"Obviously, it depends on the individual, but the IRA option gives you a little more flexibility," says Ritter. "If you had to pick one that applies to the vast majority of people, rolling it to an IRA is probably the right choice."

If financial hardships make it necessary to tap your 401(k) savings, consider borrowing money from the plan. "If you withdraw, you are paying the taxes immediately and paying the penalty. If you're taking a loan, it's not considered a taxable distribution and no penalties are involved," explains Ritter.

But Ritter says you should use this option only in a dire situation.

Typically, you're allowed to borrow up to half your vested account balance but not more than $50,000. You have five years to pay back the loan and can take even longer if the money is going for the down payment on a primary residence. You pay interest as well as the principal on the loan to yourself, usually through an automatic payroll deduction. But the interest you pay goes into your retirement account instead of a bank.

Keep in mind that if you should lose your job or change jobs, the loan becomes due immediately. "If you can't pay it back, it's treated as an early withdrawal with corresponding penalties," Ritter says.

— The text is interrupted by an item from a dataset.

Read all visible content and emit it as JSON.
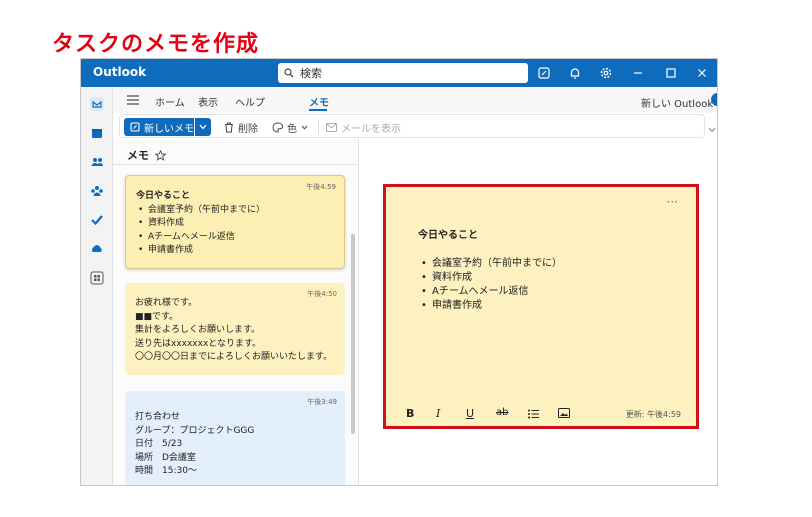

Watch for one more step to fixing your 401(k) on Friday: Consider a Roth 401(k).

Steve Viuker is a business and finance writer based in Brooklyn, N.Y. He has been published in The New York Post, The New York Times and other national media outlets.